**What you will do:** Every line with the string "upřesni" must be copied from the entries below.

**Provided records:**
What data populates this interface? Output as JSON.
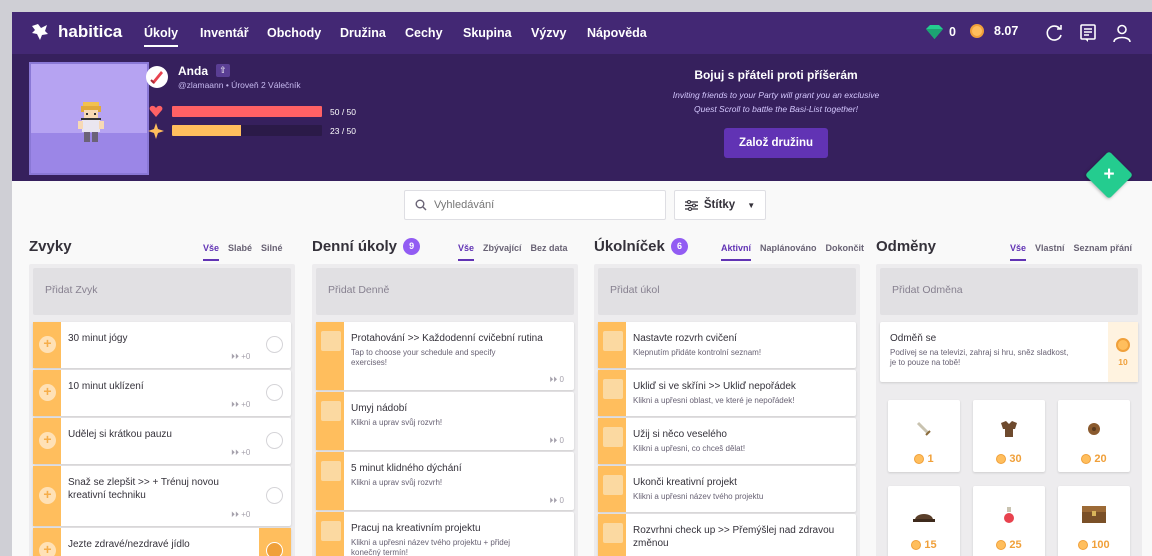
{
  "nav": {
    "brand": "habitica",
    "links": [
      "Úkoly",
      "Inventář",
      "Obchody",
      "Družina",
      "Cechy",
      "Skupina",
      "Výzvy",
      "Nápověda"
    ],
    "gems": "0",
    "gold": "8.07"
  },
  "user": {
    "name": "Anda",
    "subtitle": "@zlamaann • Úroveň 2 Válečník",
    "hp": {
      "label": "50 / 50",
      "fraction": 1.0
    },
    "xp": {
      "label": "23 / 50",
      "fraction": 0.46
    }
  },
  "party": {
    "title": "Bojuj s přáteli proti příšerám",
    "text_line1": "Inviting friends to your Party will grant you an exclusive",
    "text_line2": "Quest Scroll to battle the Basi-List together!",
    "button": "Založ družinu"
  },
  "search": {
    "placeholder": "Vyhledávání",
    "tags_label": "Štítky"
  },
  "habits": {
    "title": "Zvyky",
    "filters": [
      "Vše",
      "Slabé",
      "Silné"
    ],
    "add": "Přidat Zvyk",
    "items": [
      {
        "title": "30 minut jógy",
        "streak": "+0"
      },
      {
        "title": "10 minut uklízení",
        "streak": "+0"
      },
      {
        "title": "Udělej si krátkou pauzu",
        "streak": "+0"
      },
      {
        "title": "Snaž se zlepšit >> + Trénuj novou",
        "title2": "kreativní techniku",
        "streak": "+0"
      },
      {
        "title": "Jezte zdravé/nezdravé jídlo"
      }
    ]
  },
  "dailies": {
    "title": "Denní úkoly",
    "count": "9",
    "filters": [
      "Vše",
      "Zbývající",
      "Bez data"
    ],
    "add": "Přidat Denně",
    "items": [
      {
        "title": "Protahování >> Každodenní cvičební rutina",
        "notes1": "Tap to choose your schedule and specify",
        "notes2": "exercises!",
        "streak": "0"
      },
      {
        "title": "Umyj nádobí",
        "notes1": "Klikni a uprav svůj rozvrh!",
        "streak": "0"
      },
      {
        "title": "5 minut klidného dýchání",
        "notes1": "Klikni a uprav svůj rozvrh!",
        "streak": "0"
      },
      {
        "title": "Pracuj na kreativním projektu",
        "notes1": "Klikni a upřesni název tvého projektu + přidej",
        "notes2": "konečný termín!"
      }
    ]
  },
  "todos": {
    "title": "Úkolníček",
    "count": "6",
    "filters": [
      "Aktivní",
      "Naplánováno",
      "Dokončit"
    ],
    "add": "Přidat úkol",
    "items": [
      {
        "title": "Nastavte rozvrh cvičení",
        "notes1": "Klepnutím přidáte kontrolní seznam!"
      },
      {
        "title": "Ukliď si ve skříni >> Ukliď nepořádek",
        "notes1": "Klikni a upřesni oblast, ve které je nepořádek!"
      },
      {
        "title": "Užij si něco veselého",
        "notes1": "Klikni a upřesni, co chceš dělat!"
      },
      {
        "title": "Ukonči kreativní projekt",
        "notes1": "Klikni a upřesni název tvého projektu"
      },
      {
        "title": "Rozvrhni check up >> Přemýšlej nad zdravou",
        "title2": "změnou"
      }
    ]
  },
  "rewards": {
    "title": "Odměny",
    "filters": [
      "Vše",
      "Vlastní",
      "Seznam přání"
    ],
    "add": "Přidat Odměna",
    "custom": {
      "title": "Odměň se",
      "notes1": "Podívej se na televizi, zahraj si hru, sněz sladkost,",
      "notes2": "je to pouze na tobě!",
      "price": "10"
    },
    "shop": [
      {
        "icon": "sword-icon",
        "price": "1"
      },
      {
        "icon": "armor-icon",
        "price": "30"
      },
      {
        "icon": "shield-icon",
        "price": "20"
      },
      {
        "icon": "helmet-icon",
        "price": "15"
      },
      {
        "icon": "potion-icon",
        "price": "25"
      },
      {
        "icon": "chest-icon",
        "price": "100"
      }
    ]
  },
  "colors": {
    "nav": "#432874",
    "header": "#36205d",
    "habit": "#ffbe5d",
    "accent": "#6133b4",
    "fab": "#24cc8f",
    "badge": "#925cf3"
  }
}
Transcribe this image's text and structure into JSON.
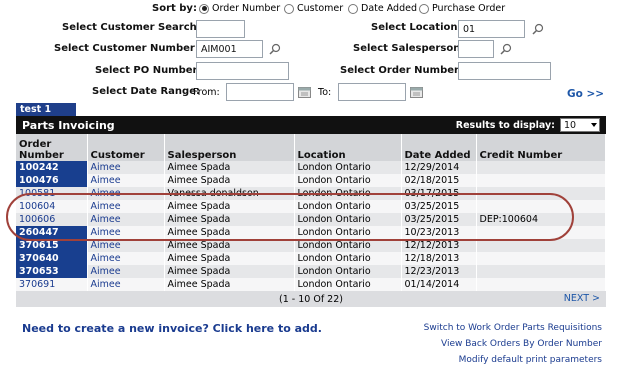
{
  "sort": {
    "label": "Sort by:",
    "options": [
      "Order Number",
      "Customer",
      "Date Added",
      "Purchase Order"
    ],
    "selected": 0
  },
  "filters": {
    "customer_search_label": "Select Customer Search:",
    "customer_search_value": "",
    "location_label": "Select Location:",
    "location_value": "01",
    "customer_number_label": "Select Customer Number:",
    "customer_number_value": "AIM001",
    "salesperson_label": "Select Salesperson:",
    "salesperson_value": "",
    "po_number_label": "Select PO Number:",
    "po_number_value": "",
    "order_number_label": "Select Order Number:",
    "order_number_value": "",
    "date_range_label": "Select Date Range:",
    "from_label": "From:",
    "from_value": "",
    "to_label": "To:",
    "to_value": "",
    "go_label": "Go >>"
  },
  "grid": {
    "tab_label": "test 1",
    "title": "Parts Invoicing",
    "results_label": "Results to display:",
    "results_value": "10",
    "columns": [
      "Order Number",
      "Customer",
      "Salesperson",
      "Location",
      "Date Added",
      "Credit Number"
    ],
    "rows": [
      {
        "order": "100242",
        "customer": "Aimee",
        "salesperson": "Aimee Spada",
        "location": "London Ontario",
        "date": "12/29/2014",
        "credit": ""
      },
      {
        "order": "100476",
        "customer": "Aimee",
        "salesperson": "Aimee Spada",
        "location": "London Ontario",
        "date": "02/18/2015",
        "credit": ""
      },
      {
        "order": "100581",
        "customer": "Aimee",
        "salesperson": "Vanessa donaldson",
        "location": "London Ontario",
        "date": "03/17/2015",
        "credit": ""
      },
      {
        "order": "100604",
        "customer": "Aimee",
        "salesperson": "Aimee Spada",
        "location": "London Ontario",
        "date": "03/25/2015",
        "credit": ""
      },
      {
        "order": "100606",
        "customer": "Aimee",
        "salesperson": "Aimee Spada",
        "location": "London Ontario",
        "date": "03/25/2015",
        "credit": "DEP:100604"
      },
      {
        "order": "260447",
        "customer": "Aimee",
        "salesperson": "Aimee Spada",
        "location": "London Ontario",
        "date": "10/23/2013",
        "credit": ""
      },
      {
        "order": "370615",
        "customer": "Aimee",
        "salesperson": "Aimee Spada",
        "location": "London Ontario",
        "date": "12/12/2013",
        "credit": ""
      },
      {
        "order": "370640",
        "customer": "Aimee",
        "salesperson": "Aimee Spada",
        "location": "London Ontario",
        "date": "12/18/2013",
        "credit": ""
      },
      {
        "order": "370653",
        "customer": "Aimee",
        "salesperson": "Aimee Spada",
        "location": "London Ontario",
        "date": "12/23/2013",
        "credit": ""
      },
      {
        "order": "370691",
        "customer": "Aimee",
        "salesperson": "Aimee Spada",
        "location": "London Ontario",
        "date": "01/14/2014",
        "credit": ""
      }
    ],
    "pager_text": "(1 - 10 Of 22)",
    "next_label": "NEXT >"
  },
  "footer": {
    "need_invoice": "Need to create a new invoice? Click here to add.",
    "links": [
      "Switch to Work Order Parts Requisitions",
      "View Back Orders By Order Number",
      "Modify default print parameters"
    ]
  },
  "colors": {
    "accent": "#1f3f8a",
    "link": "#1a3b8f",
    "annotation": "#a0413a"
  }
}
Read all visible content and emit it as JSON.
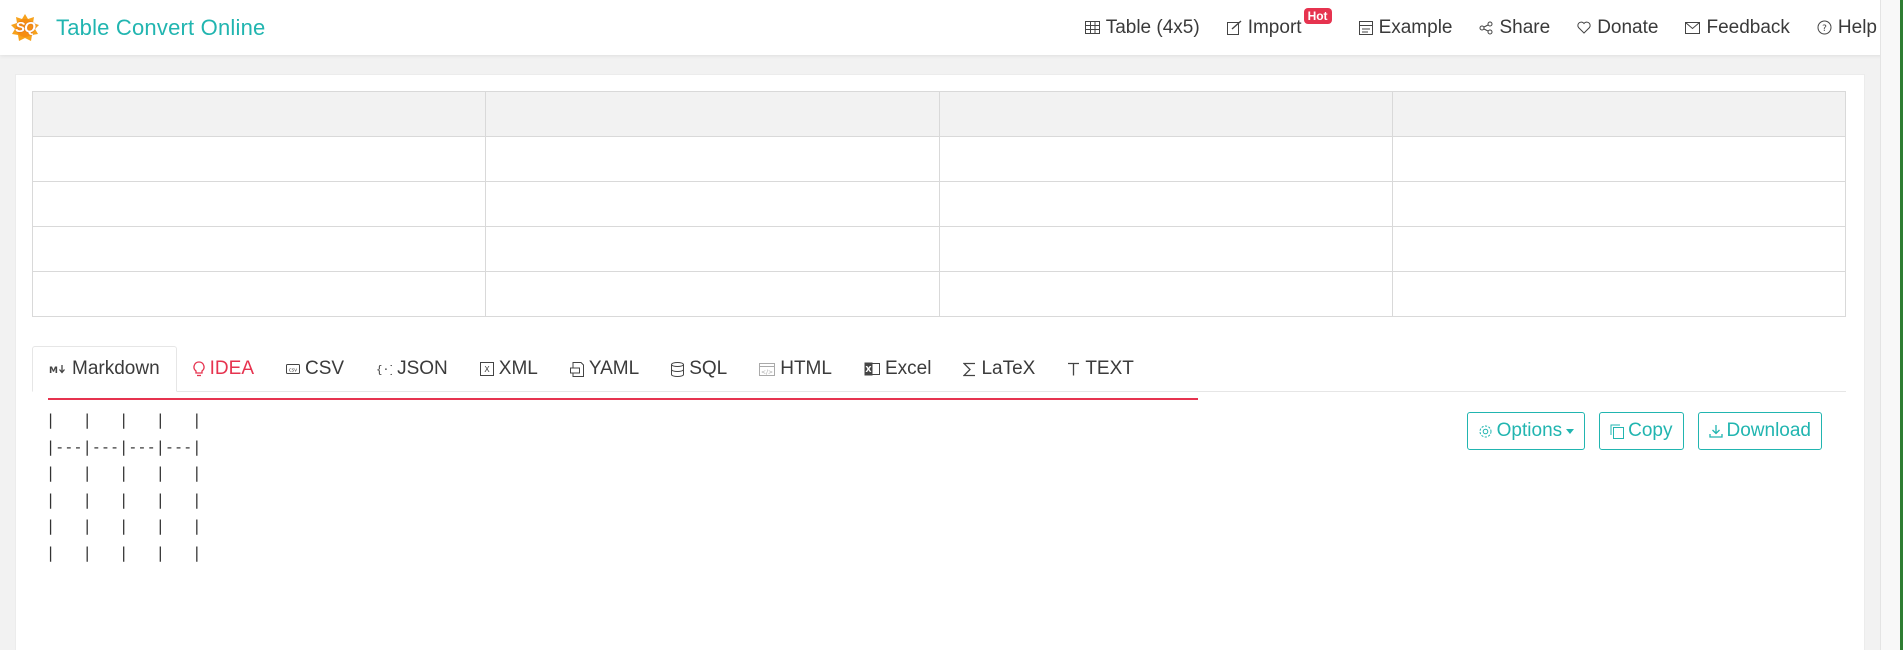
{
  "app": {
    "logo_text": "SQ",
    "title": "Table Convert Online"
  },
  "menu": {
    "table": "Table (4x5)",
    "import": "Import",
    "import_badge": "Hot",
    "example": "Example",
    "share": "Share",
    "donate": "Donate",
    "feedback": "Feedback",
    "help": "Help"
  },
  "grid": {
    "columns": 4,
    "rows": 5,
    "header": [
      "",
      "",
      "",
      ""
    ],
    "cells": [
      [
        "",
        "",
        "",
        ""
      ],
      [
        "",
        "",
        "",
        ""
      ],
      [
        "",
        "",
        "",
        ""
      ],
      [
        "",
        "",
        "",
        ""
      ]
    ]
  },
  "tabs": [
    {
      "id": "markdown",
      "label": "Markdown",
      "icon": "markdown-icon"
    },
    {
      "id": "idea",
      "label": "IDEA",
      "icon": "lightbulb-icon"
    },
    {
      "id": "csv",
      "label": "CSV",
      "icon": "csv-icon"
    },
    {
      "id": "json",
      "label": "JSON",
      "icon": "braces-icon"
    },
    {
      "id": "xml",
      "label": "XML",
      "icon": "xml-icon"
    },
    {
      "id": "yaml",
      "label": "YAML",
      "icon": "yaml-icon"
    },
    {
      "id": "sql",
      "label": "SQL",
      "icon": "database-icon"
    },
    {
      "id": "html",
      "label": "HTML",
      "icon": "html-icon"
    },
    {
      "id": "excel",
      "label": "Excel",
      "icon": "excel-icon"
    },
    {
      "id": "latex",
      "label": "LaTeX",
      "icon": "sigma-icon"
    },
    {
      "id": "text",
      "label": "TEXT",
      "icon": "text-icon"
    }
  ],
  "active_tab": "Markdown",
  "output": {
    "text": "|   |   |   |   |\n|---|---|---|---|\n|   |   |   |   |\n|   |   |   |   |\n|   |   |   |   |\n|   |   |   |   |"
  },
  "actions": {
    "options": "Options",
    "copy": "Copy",
    "download": "Download"
  },
  "colors": {
    "brand": "#21b5b0",
    "accent_red": "#e6334f",
    "header_cell": "#f2f2f2",
    "border": "#d9d9d9"
  }
}
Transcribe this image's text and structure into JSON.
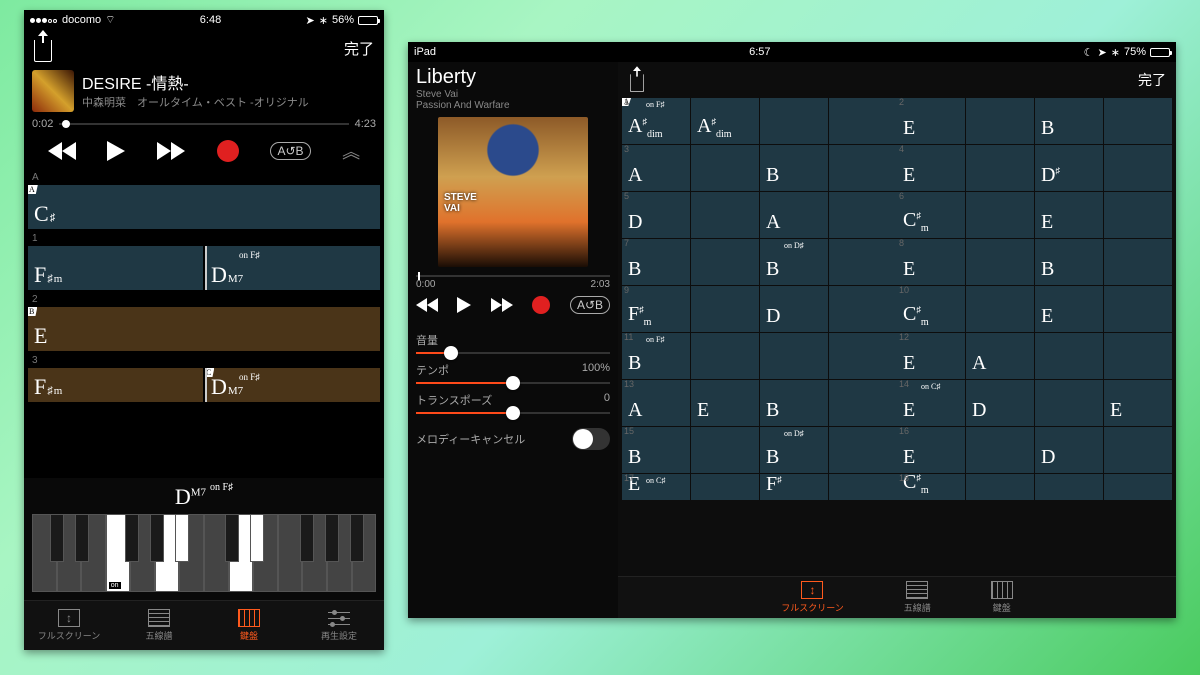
{
  "iphone": {
    "carrier": "docomo",
    "time": "6:48",
    "battery_pct": "56%",
    "done": "完了",
    "song_title": "DESIRE -情熱-",
    "song_sub": "中森明菜　オールタイム・ベスト -オリジナル",
    "time_cur": "0:02",
    "time_total": "4:23",
    "ab_label": "A↺B",
    "rows": {
      "r_a": "A",
      "r_a_corner": "A",
      "c_a": "C",
      "c_a_sup": "♯",
      "r1": "1",
      "r1_c1": "F",
      "r1_c1_sub": "m",
      "r1_c1_sup": "♯",
      "r1_c2": "D",
      "r1_c2_sub": "M7",
      "r1_c2_ov": "on F♯",
      "r2": "2",
      "r2_corner": "B",
      "r2_c1": "E",
      "r3": "3",
      "r3_c1": "F",
      "r3_c1_sub": "m",
      "r3_c1_sup": "♯",
      "r3_c2": "D",
      "r3_c2_sub": "M7",
      "r3_c2_ov": "on F♯",
      "r3_corner": "C"
    },
    "piano_label": "D",
    "piano_sub": "M7",
    "piano_ov": "on F♯",
    "piano_note": "on",
    "tabs": {
      "fs": "フルスクリーン",
      "staff": "五線譜",
      "piano": "鍵盤",
      "play": "再生設定"
    }
  },
  "ipad": {
    "device": "iPad",
    "time": "6:57",
    "battery_pct": "75%",
    "title": "Liberty",
    "artist": "Steve Vai",
    "album": "Passion And Warfare",
    "done": "完了",
    "time_cur": "0:00",
    "time_total": "2:03",
    "ab_label": "A↺B",
    "vol_label": "音量",
    "tempo_label": "テンポ",
    "tempo_val": "100%",
    "trans_label": "トランスポーズ",
    "trans_val": "0",
    "melody_label": "メロディーキャンセル",
    "tabs": {
      "fs": "フルスクリーン",
      "staff": "五線譜",
      "piano": "鍵盤"
    },
    "grid": [
      {
        "n1": "1",
        "n2": "2",
        "cells": [
          {
            "c": "A",
            "t": "A",
            "sup": "♯",
            "sub": "dim",
            "ov": "on F♯"
          },
          {
            "t": "A",
            "sup": "♯",
            "sub": "dim"
          },
          {
            "t": ""
          },
          {
            "t": ""
          },
          {
            "t": "E"
          },
          {
            "t": ""
          },
          {
            "t": "B"
          },
          {
            "t": ""
          }
        ]
      },
      {
        "n1": "3",
        "n2": "4",
        "cells": [
          {
            "t": "A"
          },
          {
            "t": ""
          },
          {
            "t": "B"
          },
          {
            "t": ""
          },
          {
            "t": "E"
          },
          {
            "t": ""
          },
          {
            "t": "D",
            "sup": "♯"
          },
          {
            "t": ""
          }
        ]
      },
      {
        "n1": "5",
        "n2": "6",
        "cells": [
          {
            "t": "D"
          },
          {
            "t": ""
          },
          {
            "t": "A"
          },
          {
            "t": ""
          },
          {
            "t": "C",
            "sup": "♯",
            "sub": "m"
          },
          {
            "t": ""
          },
          {
            "t": "E"
          },
          {
            "t": ""
          }
        ]
      },
      {
        "n1": "7",
        "n2": "8",
        "cells": [
          {
            "t": "B"
          },
          {
            "t": ""
          },
          {
            "t": "B",
            "ov": "on D♯"
          },
          {
            "t": ""
          },
          {
            "t": "E"
          },
          {
            "t": ""
          },
          {
            "t": "B"
          },
          {
            "t": ""
          }
        ]
      },
      {
        "n1": "9",
        "n2": "10",
        "cells": [
          {
            "t": "F",
            "sup": "♯",
            "sub": "m"
          },
          {
            "t": ""
          },
          {
            "t": "D"
          },
          {
            "t": ""
          },
          {
            "t": "C",
            "sup": "♯",
            "sub": "m"
          },
          {
            "t": ""
          },
          {
            "t": "E"
          },
          {
            "t": ""
          }
        ]
      },
      {
        "n1": "11",
        "n2": "12",
        "cells": [
          {
            "t": "B",
            "ov": "on F♯"
          },
          {
            "t": ""
          },
          {
            "t": ""
          },
          {
            "t": ""
          },
          {
            "t": "E"
          },
          {
            "t": "A"
          },
          {
            "t": ""
          },
          {
            "t": ""
          }
        ]
      },
      {
        "n1": "13",
        "n2": "14",
        "cells": [
          {
            "t": "A"
          },
          {
            "t": "E"
          },
          {
            "t": "B"
          },
          {
            "t": ""
          },
          {
            "t": "E",
            "ov": "on C♯"
          },
          {
            "t": "D"
          },
          {
            "t": ""
          },
          {
            "t": "E"
          }
        ]
      },
      {
        "n1": "15",
        "n2": "16",
        "cells": [
          {
            "t": "B"
          },
          {
            "t": ""
          },
          {
            "t": "B",
            "ov": "on D♯"
          },
          {
            "t": ""
          },
          {
            "t": "E"
          },
          {
            "t": ""
          },
          {
            "t": "D"
          },
          {
            "t": ""
          }
        ]
      },
      {
        "n1": "17",
        "n2": "18",
        "cells": [
          {
            "t": "E",
            "ov": "on C♯"
          },
          {
            "t": ""
          },
          {
            "t": "F",
            "sup": "♯"
          },
          {
            "t": ""
          },
          {
            "t": "C",
            "sup": "♯",
            "sub": "m"
          },
          {
            "t": ""
          },
          {
            "t": ""
          },
          {
            "t": ""
          }
        ]
      }
    ]
  }
}
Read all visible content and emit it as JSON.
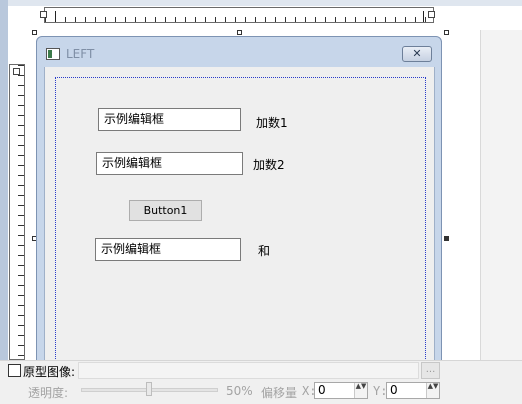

**Reply:**
        "notes1": "Klikni a upřesni název tvého projektu + přidej",
        "notes1": "Klikni a upřesni oblast, ve které je nepořádek!"
        "notes1": "Klikni a upřesni, co chceš dělat!"
        "notes1": "Klikni a upřesni název tvého projektu"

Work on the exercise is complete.